Alice is superbly played by Montserrat Lombard and represents the archetype call centre manager who manages her charges with a combination of metrics and Machiavelli. At one point she asks Dan to nominate which of his teammates should be fired at pain of facing the can himself. There is a difference between the Alice in the novel, who is slightly more nuanced, but in terms of the film, and in terms of the one figure almost all call centre workers love to hate it’s a great depiction, and is quite worth watching for alone.
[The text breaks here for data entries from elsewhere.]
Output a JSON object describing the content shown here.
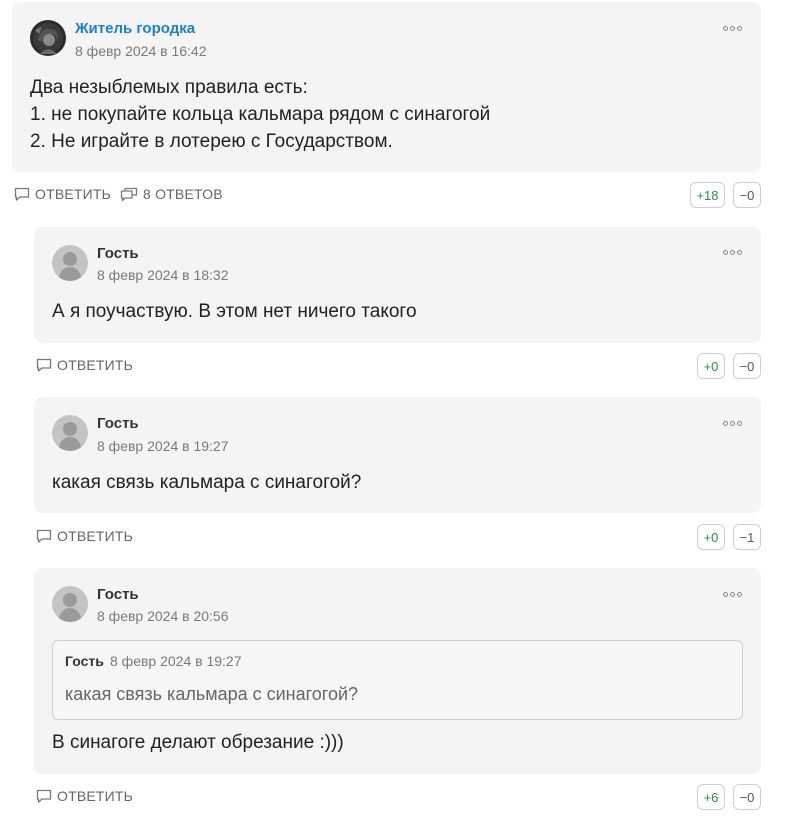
{
  "comments": [
    {
      "author": "Житель городка",
      "date": "8 февр 2024 в 16:42",
      "text_lines": [
        "Два незыблемых правила есть:",
        "1. не покупайте кольца кальмара рядом с синагогой",
        "2. Не играйте в лотерею с Государством."
      ],
      "reply_label": "ОТВЕТИТЬ",
      "replies_label": "8 ОТВЕТОВ",
      "votes_up": "+18",
      "votes_down": "−0"
    },
    {
      "author": "Гость",
      "date": "8 февр 2024 в 18:32",
      "text": "А я поучаствую. В этом нет ничего такого",
      "reply_label": "ОТВЕТИТЬ",
      "votes_up": "+0",
      "votes_down": "−0"
    },
    {
      "author": "Гость",
      "date": "8 февр 2024 в 19:27",
      "text": "какая связь кальмара с синагогой?",
      "reply_label": "ОТВЕТИТЬ",
      "votes_up": "+0",
      "votes_down": "−1"
    },
    {
      "author": "Гость",
      "date": "8 февр 2024 в 20:56",
      "quote": {
        "author": "Гость",
        "date": "8 февр 2024 в 19:27",
        "text": "какая связь кальмара с синагогой?"
      },
      "text": "В синагоге делают обрезание :)))",
      "reply_label": "ОТВЕТИТЬ",
      "votes_up": "+6",
      "votes_down": "−0"
    }
  ],
  "colors": {
    "author_link": "#1a7fd6",
    "vote_up": "#1e9a4a",
    "card_bg": "#f4f4f4"
  },
  "icons": {
    "reply": "speech-bubble-icon",
    "replies": "speech-bubbles-icon",
    "menu": "more-dots-icon",
    "avatar": "user-silhouette-icon"
  }
}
Throughout the film there is also a sense of Britishness, or to be more accurate Bristolian-ness. The characters, dialogue and locations are all well used to give the film a sense of place and characters like Teri’s flatmates are achingly familiar. One key theme in the book, which also made it into the film – but seemed to which escape the critics – is the sense of transience in the call centre. Dan remarks at one point about how close he is to being on the street. Call centre life is both transient and precarious: people pass through frequently, leaving without trace and even call centres themselves can be set up and dismantled with ease. The characters in both the novel, and the film reflect this – not least by their housing status: They are not settled suburban types, more rootless drifters clinging onto a toe-hold in the city.

Stop that chatter!

Early on a Friday afternoon and the only audible sign that I’m not alone (which sometimes I am at this time of week) is the occasional clicking of my colleagues mouse. From the sound of it she – like me – is deeply engaged in surfing the internet. Whether its checking the news, online shopping or getting ideas for dinner tonight I can only guess. We haven’t talked for hours.

It’s not that we can’t stand each other. We have a typical colleague-colleague relationship. It’s just that we can talk whenever we want – so we don’t. It’s this which makes me realise how far away from the call centre I now am.

In the call centre talking to your co-workers is a forbidden fruit to be bitten into, to have its juices savoured. You talked whenever you had the chance. The reason for this is that when it is effectively the use of your vocal chords which is being paid for the employer expects them to be used only for the pursuit of their objectives. Using them for mere idle chatter is wasting money.

In my last call centre managers would go to lengths to prevent chatter. Not content with waving monitoring reports at you in your six-monthly review, showing how much time you’d spent not on calls they’d seek to catch you red handed. Moving around the floor with stealth they used the wobbly grey partitions, stone pillars and over-sized pot-plants for cover. Observing for a few moments they’d then leap like a lion on their unsuspecting prey.

There was really nothing worse than getting the unpleasant tap on the shoulder followed by a rebuke of ‘get back on the phone’ so against this threat we deployed several defensive strategies. The first thing to do when coming on shift was to find a seat which faced the managers desk cluster. This enabled you to observer the observer, and prevented any unnoticed approach. Adjusting your chair to sit as low as possible was another strategy. Too high and your head is literally above the parapet. Managers sight-lines could also be blocked by careful positioning of a box-file.

Another trick is keeping your headset on and looking straight-ahead, never looking away from the screen, whilst conversing with your neighbour. It goes against all the usual norms of face-to-face conversation, but it’s much easier to conceal an illicit conversation. Finally there is teamwork, which involves warning each other with nudge, or a head nod that a manager is on the prowl.

In my final year at that particular call centre I only got tapped on the shoulder twice.